The result was a gun that retained its compactness, thanks to a stubby 17⁄8-inch barrel and a five-shot cylinder. With a sturdier coil mainspring instead of the Terrier’s flat mainspring, and with a slightly beefier frame and cylinder to handle the .38 Spl., it weighed less than 20 ounces. This was the first of S&W’s “J”-frame series. In a stroke of marketing genius, it was decided to let some of the potential purchasers name the new revolver.
Smith’s newest creation was unveiled in October 1950 at the Int’l Ass’n of Chiefs of Police conference in Colorado Springs, Colo., where—not surprisingly—attendees christened it the Chief’s Special. In 1957, when S&W switched to numerical designations, it became the Model 36. The guns were blued, with case-hardened hammers and triggers, or nickeled. In 1952, at serial number 21,342, a square-butt option was offered. Numerous minor changes were made through the years, including the switch from a flat to a contoured cylinder-release in 1966. Adjustable sights and 3-inch barrels are occasionally encountered. Most dramatically, in 1965 a variation of the Model 36 became the Model 60, the world’s first stainless steel revolver. Although the Model 36 was discontinued in 1999, in 2008 it became part of S&W’s Classic Series.
This 98 percent revolver was purchased in the 1980s for $85 and was carried briefly, then spent the next decades in a bedside drawer, where its 98 percent condition remained intact while its value rose. It is currently worth approximately $460 while still providing the protection for which it was designed.

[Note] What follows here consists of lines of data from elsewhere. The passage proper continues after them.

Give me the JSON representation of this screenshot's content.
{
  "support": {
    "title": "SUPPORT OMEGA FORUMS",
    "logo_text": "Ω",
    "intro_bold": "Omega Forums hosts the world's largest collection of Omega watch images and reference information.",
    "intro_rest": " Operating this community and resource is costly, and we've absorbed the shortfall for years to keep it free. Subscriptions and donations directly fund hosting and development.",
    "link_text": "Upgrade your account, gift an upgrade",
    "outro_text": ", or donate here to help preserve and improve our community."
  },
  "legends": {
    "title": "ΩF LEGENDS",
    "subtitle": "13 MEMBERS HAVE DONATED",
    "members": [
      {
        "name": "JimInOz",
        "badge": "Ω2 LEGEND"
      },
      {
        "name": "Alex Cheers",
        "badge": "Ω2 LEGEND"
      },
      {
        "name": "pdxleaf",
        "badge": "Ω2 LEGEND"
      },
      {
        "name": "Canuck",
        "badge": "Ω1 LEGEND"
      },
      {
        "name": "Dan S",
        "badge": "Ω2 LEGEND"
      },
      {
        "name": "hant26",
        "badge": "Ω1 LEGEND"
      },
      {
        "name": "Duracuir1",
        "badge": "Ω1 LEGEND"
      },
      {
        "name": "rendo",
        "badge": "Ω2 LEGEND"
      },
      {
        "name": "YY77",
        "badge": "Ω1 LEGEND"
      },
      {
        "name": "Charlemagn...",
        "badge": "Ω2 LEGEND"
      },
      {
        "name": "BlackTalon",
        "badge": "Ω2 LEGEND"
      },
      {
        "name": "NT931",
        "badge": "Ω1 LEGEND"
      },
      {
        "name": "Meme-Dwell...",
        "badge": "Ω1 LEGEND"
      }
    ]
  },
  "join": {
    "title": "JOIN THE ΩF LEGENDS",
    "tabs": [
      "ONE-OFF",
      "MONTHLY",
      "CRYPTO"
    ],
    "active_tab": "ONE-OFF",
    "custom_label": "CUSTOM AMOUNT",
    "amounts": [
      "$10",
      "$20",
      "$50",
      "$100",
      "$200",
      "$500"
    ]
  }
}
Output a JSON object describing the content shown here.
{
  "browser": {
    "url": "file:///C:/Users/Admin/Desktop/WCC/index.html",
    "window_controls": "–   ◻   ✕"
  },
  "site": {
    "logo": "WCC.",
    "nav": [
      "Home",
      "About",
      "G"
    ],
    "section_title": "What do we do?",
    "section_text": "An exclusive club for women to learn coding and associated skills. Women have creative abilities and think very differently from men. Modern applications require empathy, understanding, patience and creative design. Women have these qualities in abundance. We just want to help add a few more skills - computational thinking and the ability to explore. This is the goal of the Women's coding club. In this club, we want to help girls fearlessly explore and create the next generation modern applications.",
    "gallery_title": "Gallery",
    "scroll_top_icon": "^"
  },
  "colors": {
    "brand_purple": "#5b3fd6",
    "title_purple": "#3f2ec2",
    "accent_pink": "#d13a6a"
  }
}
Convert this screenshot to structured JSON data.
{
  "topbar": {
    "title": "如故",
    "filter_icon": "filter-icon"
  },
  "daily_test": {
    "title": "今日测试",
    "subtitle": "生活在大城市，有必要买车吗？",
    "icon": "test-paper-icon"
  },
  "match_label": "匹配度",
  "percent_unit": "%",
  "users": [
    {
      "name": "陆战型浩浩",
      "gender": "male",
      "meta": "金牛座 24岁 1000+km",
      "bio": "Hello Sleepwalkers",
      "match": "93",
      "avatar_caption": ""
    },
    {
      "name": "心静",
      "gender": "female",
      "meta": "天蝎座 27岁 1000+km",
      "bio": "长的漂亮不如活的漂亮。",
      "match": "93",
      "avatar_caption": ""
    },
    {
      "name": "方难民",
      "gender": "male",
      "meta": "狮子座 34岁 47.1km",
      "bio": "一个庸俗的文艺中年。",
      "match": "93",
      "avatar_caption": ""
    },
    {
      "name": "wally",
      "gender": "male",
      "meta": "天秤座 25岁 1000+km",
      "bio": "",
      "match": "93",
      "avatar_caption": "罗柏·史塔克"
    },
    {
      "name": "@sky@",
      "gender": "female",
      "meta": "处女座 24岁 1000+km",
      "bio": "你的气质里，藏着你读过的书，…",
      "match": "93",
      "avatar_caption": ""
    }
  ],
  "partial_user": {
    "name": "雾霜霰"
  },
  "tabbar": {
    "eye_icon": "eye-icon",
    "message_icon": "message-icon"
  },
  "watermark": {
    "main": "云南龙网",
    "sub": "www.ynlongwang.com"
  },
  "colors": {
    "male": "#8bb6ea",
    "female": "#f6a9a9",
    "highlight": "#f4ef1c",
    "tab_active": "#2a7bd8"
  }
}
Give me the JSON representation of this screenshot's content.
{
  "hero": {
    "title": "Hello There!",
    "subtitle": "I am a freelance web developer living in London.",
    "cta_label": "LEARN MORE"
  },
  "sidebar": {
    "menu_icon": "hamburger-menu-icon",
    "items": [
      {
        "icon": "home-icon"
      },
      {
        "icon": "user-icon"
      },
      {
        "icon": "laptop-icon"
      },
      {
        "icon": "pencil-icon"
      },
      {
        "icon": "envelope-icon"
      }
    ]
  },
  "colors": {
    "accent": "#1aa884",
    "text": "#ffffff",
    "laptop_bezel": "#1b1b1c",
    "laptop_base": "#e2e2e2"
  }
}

Gun: Smith & Wesson Model 36 (Chief’s Special)
Caliber: 38 Spl.
Condition: 98 percent(NRA Modern – Excellent)